§ **RAW DATA**
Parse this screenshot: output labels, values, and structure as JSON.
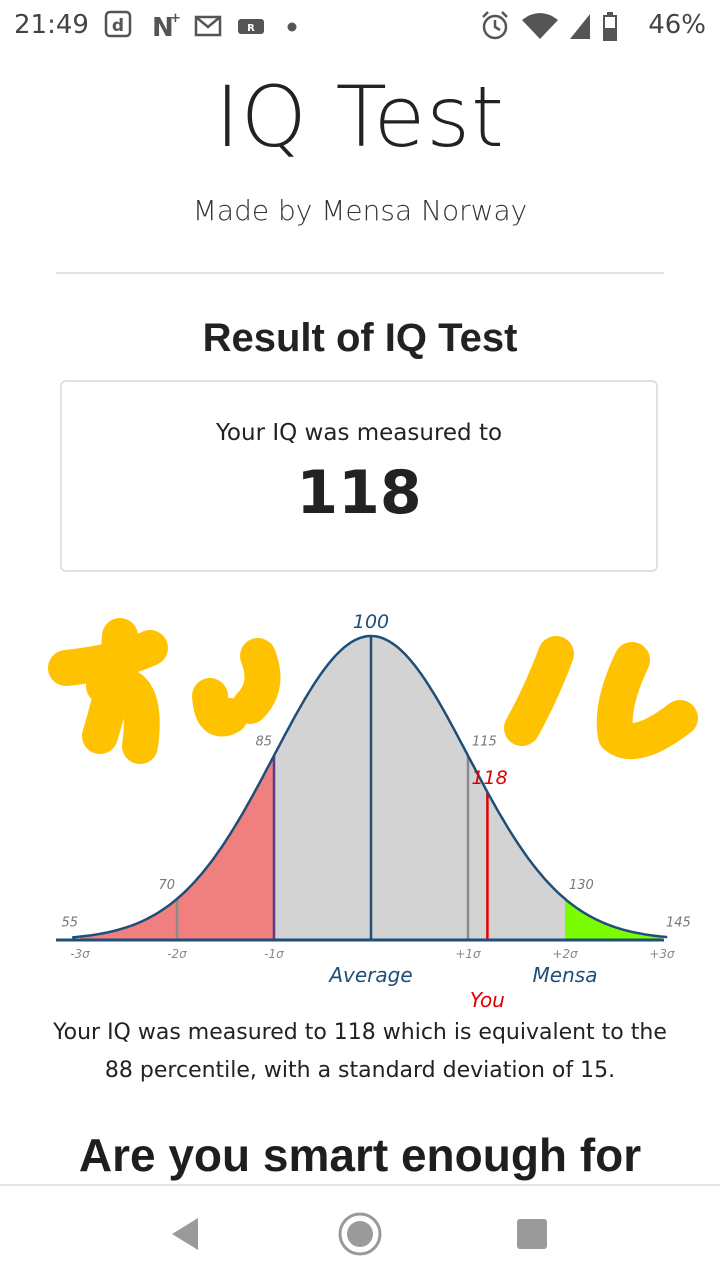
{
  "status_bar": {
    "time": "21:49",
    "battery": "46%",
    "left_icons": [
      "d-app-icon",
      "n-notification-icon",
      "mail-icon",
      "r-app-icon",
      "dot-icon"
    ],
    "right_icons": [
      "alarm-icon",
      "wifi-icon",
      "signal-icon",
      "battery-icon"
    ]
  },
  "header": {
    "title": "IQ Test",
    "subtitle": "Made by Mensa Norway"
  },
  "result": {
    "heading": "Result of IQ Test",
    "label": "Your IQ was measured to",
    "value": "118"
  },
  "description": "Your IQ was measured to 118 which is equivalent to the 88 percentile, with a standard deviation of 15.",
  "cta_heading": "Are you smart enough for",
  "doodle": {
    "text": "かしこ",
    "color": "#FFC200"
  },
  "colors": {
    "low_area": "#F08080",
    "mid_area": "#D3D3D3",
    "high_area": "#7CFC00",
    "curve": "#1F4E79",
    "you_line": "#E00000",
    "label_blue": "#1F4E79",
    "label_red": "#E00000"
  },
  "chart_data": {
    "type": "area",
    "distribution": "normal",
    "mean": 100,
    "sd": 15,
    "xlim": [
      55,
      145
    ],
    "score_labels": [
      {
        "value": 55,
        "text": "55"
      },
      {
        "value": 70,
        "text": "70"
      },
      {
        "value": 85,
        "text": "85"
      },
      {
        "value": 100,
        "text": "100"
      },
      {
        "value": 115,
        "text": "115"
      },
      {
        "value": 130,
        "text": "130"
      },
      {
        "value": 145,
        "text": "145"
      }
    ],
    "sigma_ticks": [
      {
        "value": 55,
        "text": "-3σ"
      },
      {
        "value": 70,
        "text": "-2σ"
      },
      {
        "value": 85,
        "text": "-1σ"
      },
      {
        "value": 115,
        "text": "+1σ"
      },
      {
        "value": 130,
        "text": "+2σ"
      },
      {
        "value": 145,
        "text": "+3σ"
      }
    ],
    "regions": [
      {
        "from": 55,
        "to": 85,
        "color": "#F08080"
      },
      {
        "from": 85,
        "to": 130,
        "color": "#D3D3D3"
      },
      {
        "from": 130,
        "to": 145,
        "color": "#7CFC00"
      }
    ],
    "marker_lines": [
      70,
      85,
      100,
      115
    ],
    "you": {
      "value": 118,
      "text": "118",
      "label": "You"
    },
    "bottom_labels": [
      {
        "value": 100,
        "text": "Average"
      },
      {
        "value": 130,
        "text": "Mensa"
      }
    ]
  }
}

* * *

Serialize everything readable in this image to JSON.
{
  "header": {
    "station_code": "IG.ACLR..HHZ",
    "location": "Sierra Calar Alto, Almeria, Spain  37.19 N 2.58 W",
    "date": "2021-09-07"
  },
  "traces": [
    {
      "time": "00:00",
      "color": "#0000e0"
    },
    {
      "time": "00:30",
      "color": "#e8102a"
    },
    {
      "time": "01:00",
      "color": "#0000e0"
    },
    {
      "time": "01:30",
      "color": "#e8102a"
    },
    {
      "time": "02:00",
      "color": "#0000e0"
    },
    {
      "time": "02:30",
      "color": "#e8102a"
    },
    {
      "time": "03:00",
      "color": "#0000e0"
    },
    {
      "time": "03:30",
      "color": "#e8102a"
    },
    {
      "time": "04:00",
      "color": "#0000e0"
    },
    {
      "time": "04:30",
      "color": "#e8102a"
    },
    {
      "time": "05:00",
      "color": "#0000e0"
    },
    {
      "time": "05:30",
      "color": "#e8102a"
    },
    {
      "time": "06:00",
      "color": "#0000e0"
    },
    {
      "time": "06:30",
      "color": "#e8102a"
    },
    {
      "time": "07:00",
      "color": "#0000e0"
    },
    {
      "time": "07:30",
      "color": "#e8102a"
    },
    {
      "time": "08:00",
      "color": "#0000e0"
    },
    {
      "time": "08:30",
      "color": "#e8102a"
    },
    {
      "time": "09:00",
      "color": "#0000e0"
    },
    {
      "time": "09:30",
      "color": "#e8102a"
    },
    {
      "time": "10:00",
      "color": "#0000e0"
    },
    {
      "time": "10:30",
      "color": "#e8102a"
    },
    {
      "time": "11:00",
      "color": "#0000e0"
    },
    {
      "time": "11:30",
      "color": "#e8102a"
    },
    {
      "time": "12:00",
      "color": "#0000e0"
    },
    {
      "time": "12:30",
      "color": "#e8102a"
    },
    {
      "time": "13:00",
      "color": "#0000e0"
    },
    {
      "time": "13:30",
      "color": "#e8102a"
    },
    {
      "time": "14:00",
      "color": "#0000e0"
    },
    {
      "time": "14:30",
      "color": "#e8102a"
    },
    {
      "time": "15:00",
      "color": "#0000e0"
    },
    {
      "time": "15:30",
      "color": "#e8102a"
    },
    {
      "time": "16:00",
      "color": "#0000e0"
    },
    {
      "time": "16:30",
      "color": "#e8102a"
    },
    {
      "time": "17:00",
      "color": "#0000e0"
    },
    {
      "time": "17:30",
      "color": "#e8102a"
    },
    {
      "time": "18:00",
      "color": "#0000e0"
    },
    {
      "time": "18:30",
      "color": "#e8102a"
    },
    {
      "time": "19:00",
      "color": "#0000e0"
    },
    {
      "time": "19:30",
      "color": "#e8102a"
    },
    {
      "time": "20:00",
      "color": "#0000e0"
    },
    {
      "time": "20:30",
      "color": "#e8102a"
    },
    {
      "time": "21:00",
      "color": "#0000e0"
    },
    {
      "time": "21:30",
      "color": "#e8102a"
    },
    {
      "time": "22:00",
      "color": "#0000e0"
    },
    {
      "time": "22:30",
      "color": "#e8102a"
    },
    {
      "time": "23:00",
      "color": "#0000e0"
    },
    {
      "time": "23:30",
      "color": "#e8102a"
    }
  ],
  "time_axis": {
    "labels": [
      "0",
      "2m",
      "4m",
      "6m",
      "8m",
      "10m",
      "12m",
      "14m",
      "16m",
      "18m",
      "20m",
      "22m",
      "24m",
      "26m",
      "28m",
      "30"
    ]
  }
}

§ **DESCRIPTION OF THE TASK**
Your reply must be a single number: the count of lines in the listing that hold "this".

§ **WRITTEN SOLUTION**
2